This dynamic operation of the reactor requires a cluster of several coordinated reactors to operate as a steady state processing unit.
When deployed for hydrogen production, the GSR concept functions just like the fired tubular reformer used in conventional steam methane reforming that is responsible for the majority of global hydrogen production today. This process layout is illustrated below.
Membrane-Assisted Autothermal Reforming (MA-ATR)
The second alternative, MA-ATR, relies on hydrogen perm-selective membranes to continuously extract the hydrogen produced during the reforming reactions. These reactions are equilibrium limited (not all the fuel can be converted), but the continued extraction of the hydrogen product overcomes this equilibrium limitation to achieve higher fuel conversion at milder temperatures. In addition, direct extraction of pure hydrogen avoids the need for downstream water-gas shift and PSA units for extracting hydrogen from the syngas (as in the figure above).
This concept was first proposed as membrane-assisted chemical looping reforming, which faces the challenge of circulating an oxygen carrier material between two reactors at high temperatures and pressures. We have therefore simplified the concept to avoid the need for oxygen carrier circulation, using a conventional air separation unit, as shown below.
In the lower reactor regions, methane (CH4) is reformed to hydrogen (H2) over the nickel (Ni) catalyst, with the hydrogen continuously being extracted. Directly above the membranes, any fuel that slipped past the membranes is converted to CO2 and H2O by reducing the oxygen carrier material (NiO). In the upper reactor regions, high purity oxygen is injected to oxidise the oxygen carrier and release heat. This heat is then carried down to the membrane region by the good mixing in the fluidised bed reactor to supply the heat needed by the endothermic reforming reactions. Hence, separate high-purity streams of H2 and CO2 are produced from a single reactor.
As can be seen, hydrogen from GSR and MA-ATR is only slightly more expensive than conventional steam methane reforming (SMR) without CO2 capture. A key feature of both concepts is that they consume considerably less natural gas than SMR, but require significant electricity consumption. This fits well with a future scenario of clean electricity and scarcer natural gas resources. CO2 transport and storage is the most important “other” cost.
The CO2 avoidance cost is about €12/ton, implying that these technologies will slot in below the lower edge of the red bars (SMR with a CO2 price of $25/ton) in the figure from the IEA report at the top of this article.
Both concepts have been successfully demonstrated in the lab (GSR and two membrane concepts: MA-GSR and MA-CLR), showing their practical feasibility. Following these demonstrations and the promising techno-economic assessment results discussed above, we are now working on proposals for scale-up projects. The key elements to be demonstrated are the longevity of the oxygen carrier material, high temperature outlet valves (for GSR) and membranes (for MA-ATR) at larger scales.

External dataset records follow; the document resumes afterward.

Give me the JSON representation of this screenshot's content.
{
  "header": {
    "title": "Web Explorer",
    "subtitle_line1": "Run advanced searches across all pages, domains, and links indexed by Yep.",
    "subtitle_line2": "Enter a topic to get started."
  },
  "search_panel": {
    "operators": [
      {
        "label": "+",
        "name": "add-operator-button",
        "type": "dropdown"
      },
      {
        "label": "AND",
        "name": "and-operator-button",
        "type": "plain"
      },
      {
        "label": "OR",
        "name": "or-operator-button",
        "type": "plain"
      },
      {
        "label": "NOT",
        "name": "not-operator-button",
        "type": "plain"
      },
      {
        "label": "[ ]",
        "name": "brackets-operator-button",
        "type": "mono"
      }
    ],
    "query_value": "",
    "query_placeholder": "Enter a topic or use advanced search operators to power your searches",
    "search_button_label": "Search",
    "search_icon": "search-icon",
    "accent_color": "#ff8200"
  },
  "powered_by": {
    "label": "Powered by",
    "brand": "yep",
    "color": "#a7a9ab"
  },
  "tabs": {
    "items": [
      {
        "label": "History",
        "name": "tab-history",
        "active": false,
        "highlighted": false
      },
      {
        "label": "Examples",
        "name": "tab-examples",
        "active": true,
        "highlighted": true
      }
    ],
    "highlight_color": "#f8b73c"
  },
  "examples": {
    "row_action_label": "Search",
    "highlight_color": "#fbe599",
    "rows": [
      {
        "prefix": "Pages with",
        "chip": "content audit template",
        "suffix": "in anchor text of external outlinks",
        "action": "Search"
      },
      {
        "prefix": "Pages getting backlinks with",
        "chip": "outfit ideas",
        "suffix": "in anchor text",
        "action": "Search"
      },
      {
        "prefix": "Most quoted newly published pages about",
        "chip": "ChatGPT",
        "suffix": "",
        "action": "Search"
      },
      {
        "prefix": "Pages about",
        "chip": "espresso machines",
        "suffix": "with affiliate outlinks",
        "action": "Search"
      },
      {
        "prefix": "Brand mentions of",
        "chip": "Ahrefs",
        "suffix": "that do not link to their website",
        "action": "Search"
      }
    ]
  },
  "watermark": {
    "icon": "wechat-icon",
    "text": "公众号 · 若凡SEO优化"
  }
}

Once these demonstrations are successfully completed, commercialisation can proceed rapidly. Both reactor concepts are attractively simple and unlikely to pose complications when going to commercial scales.
In addition, a promising business case exists where the plants can first be constructed without capturing CO2. In this case, the pressurised CO2 stream can be expanded for some extra power production and vented to the atmosphere, avoiding the need for CO2 compression, transport and storage. Without CO2 capture, both the GSR and MA-ATR concepts become cheaper than conventional SMR, minimising investment risk related to uncertain CO2 markets and CO2 infrastructure buildouts.
Then, once CO2 prices rise and CO2 transport and storage infrastructure gets established, these plants can easily be retrofitted for CO2 capture by simply adding a CO2 compression train.
Through this business model, we are hopeful that the GSR and MA-ATR technologies can accelerate the advent of the hydrogen economy, helping to decarbonise sectors other than electricity (which still account for 80% of global final energy consumption) at a reasonable cost.
Schalk Cloete is a Research Scientist at Sintef